He realized now he'd never been a writer.
He'd been born with his parents' fine-tuned instincts for the stock market. They'd died when he was eighteen, but they'd left him and Megan comfortable. His university goals had reflected that ease, he supposed. It had taken a shallow woman's ridiculing his dreams to make him see his own future clearly.
Well, hers certainly hadn't worked out. Aristotle Theodoros's assets had been seized, and Patrick would have needed the soul of a saint not to enjoy the irony. Weeks earlier, he had caught one glimpse of Bronwyn on the news, her auburn hair in a French twist, Chanel sunglasses, white linen suit, Italian sandals, looking unfamiliar, haughty and distant as she left the courts after Ari's arraignment. Inadvertently, he was sure, the mercenary woman he'd once believed he loved had married a crook; and now the crook's money was lost to her.
"I want to know what you think," Louisa repeated, "about how this will affect the ITRF election."
How what will affect it? Patrick didn't want to admit just how inattentive he'd been.

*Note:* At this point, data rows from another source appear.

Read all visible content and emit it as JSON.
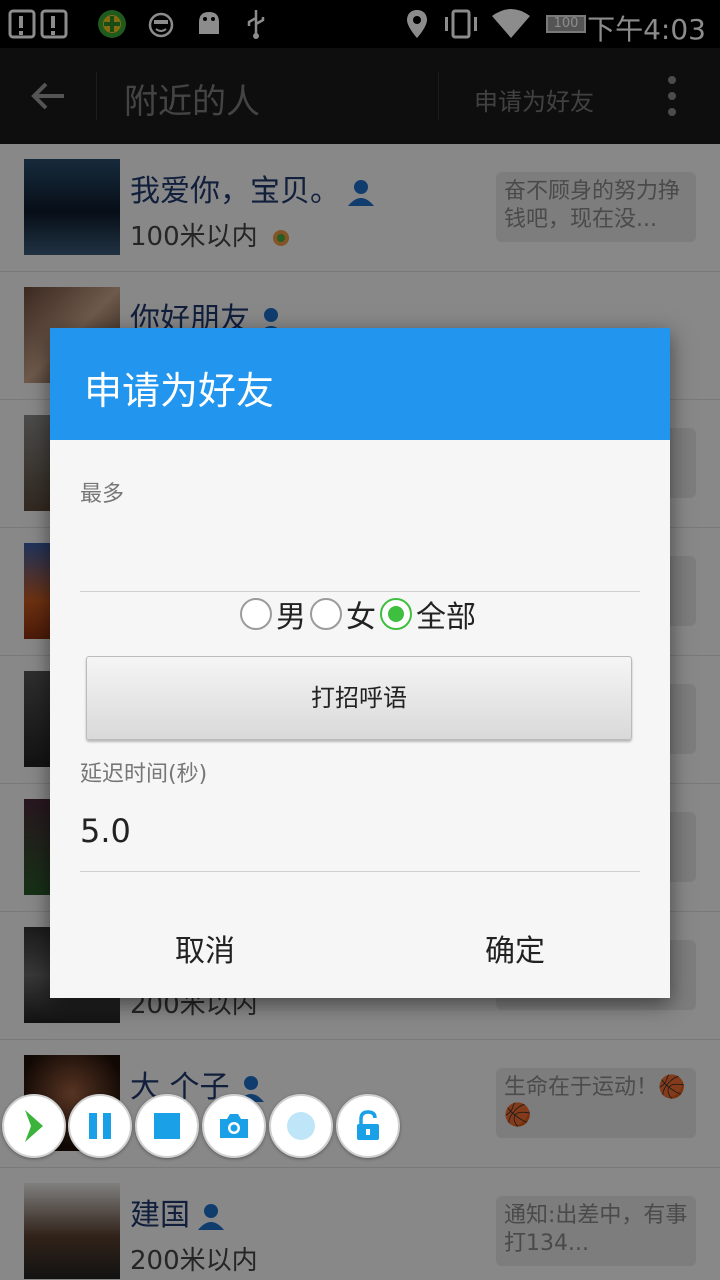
{
  "status_bar": {
    "time": "下午4:03",
    "battery": "100"
  },
  "app_bar": {
    "title": "附近的人",
    "action": "申请为好友"
  },
  "list": {
    "rows": [
      {
        "name": "我爱你，宝贝。",
        "distance": "100米以内",
        "signature": "奋不顾身的努力挣钱吧，现在没..."
      },
      {
        "name": "你好朋友",
        "distance": "",
        "signature": ""
      },
      {
        "name": "",
        "distance": "",
        "signature": ""
      },
      {
        "name": "",
        "distance": "",
        "signature": "..."
      },
      {
        "name": "",
        "distance": "",
        "signature": ""
      },
      {
        "name": "",
        "distance": "",
        "signature": ""
      },
      {
        "name": "",
        "distance": "200米以内",
        "signature": "..."
      },
      {
        "name": "大 个子",
        "distance": "",
        "signature": "生命在于运动！🏀 🏀"
      },
      {
        "name": "建国",
        "distance": "200米以内",
        "signature": "通知:出差中，有事打134..."
      }
    ]
  },
  "dialog": {
    "title": "申请为好友",
    "max_label": "最多",
    "max_value": "",
    "radio_male": "男",
    "radio_female": "女",
    "radio_all": "全部",
    "selected": "全部",
    "greeting_button": "打招呼语",
    "delay_label": "延迟时间(秒)",
    "delay_value": "5.0",
    "cancel": "取消",
    "confirm": "确定"
  },
  "floating_toolbar": {
    "buttons": [
      "expand-icon",
      "pause-icon",
      "stop-icon",
      "camera-icon",
      "record-icon",
      "unlock-icon"
    ],
    "accent": "#1aa0e6"
  },
  "colors": {
    "dialog_header": "#2296ef",
    "radio_checked": "#3fbf3f",
    "name_text": "#1f3a6e"
  }
}
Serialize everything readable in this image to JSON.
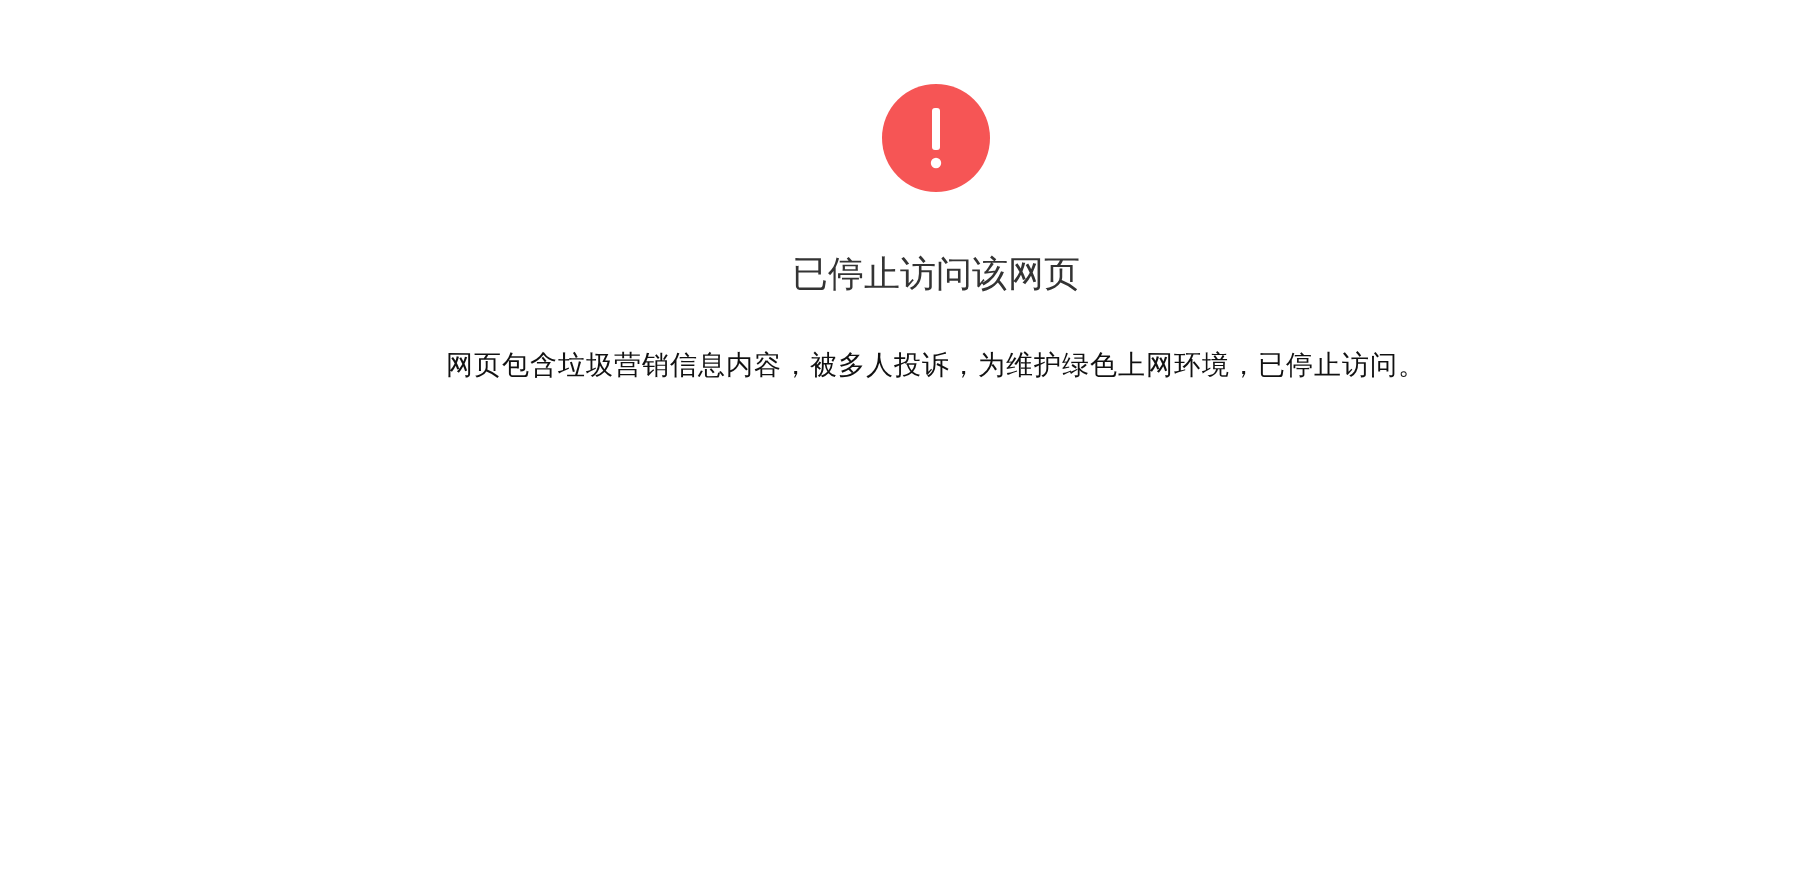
{
  "notice": {
    "title": "已停止访问该网页",
    "message": "网页包含垃圾营销信息内容，被多人投诉，为维护绿色上网环境，已停止访问。"
  }
}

Andrew Preston, the American candidate for the presidency of the International Thoroughbred Racing Federation, had publicly supported Louisa when she'd been arrested. His generosity had set the stage for a tentative but positive relationship between his family and hers, but Louisa still seemed to prefer media giant Jacko Bullock. Patrick couldn't share her predilection. The Bullocks, Jacko and his father, Mezner, were in the pocket of people like Ari Theodorosor so Patrick believed.
A Toyota turned down the driveway, then stopped at the gatehouse. The guard spoke briefly with the driver before the truck continued its approach. It was ancient-lookingand sounding. A muffler would be a good idea. The driver was Vietnamese, Patrick thought, maybe one of Louisa's gardeners. He considered speaking to the man about getting the four-wheel drive fixed, and then he saw it draw to a stop outside the entrance to the kitchen. A woman with long, very straight auburn hair climbed out, followed by a boy in a soccer uniform, who promptly began playing with a soccer ball he'd brought with him, dribbling, popping it in the air, regaining control, until the redhead told him to stop.
"Perhaps if you looked at me, Patrick, you would hear what I'm saying."
"What?" He spun around.
His great-aunt turned sympathetic eyes upon him, an unusual move for Louisa, who was straitlaced and not given to sympathy for herself or anyone else. "Are you worried about Megan being with Dylan?"
"Of course not," he said, though that wasn't strictly true. Dylan had regarded Louisa as the chief suspect in Sam's murder, but he had also been the one to track down Sandy Sanford, the real killer. And he had to admit, in comparison to some of the men Megan had dated in the past, Dylan Hastings was a dream come true. And Dylan's teenage daughter seemed to add new dimensions to Megan's life; the two were quite a pair with their shared interest in art and fashion, among other things. "No, I'm sorry. I was thinking about this morning's news. I apologize."
"Aristotle Theodoros," Louisa said with a snap in her voice. "Lower than a snake's belly. I'm tired of hearing about the man."
"You've met him?" Louisa was a wealthy and powerful woman. It didn't surprise Patrick to learn she may have met Theodoros at some point.
"Well, of course," she replied irritably. "His television show sold racing predictions. I was not at all surprised to learn he was involved in doping horses. I'm glad someone finished him off. It will save the country the money that would have been spent prosecuting him."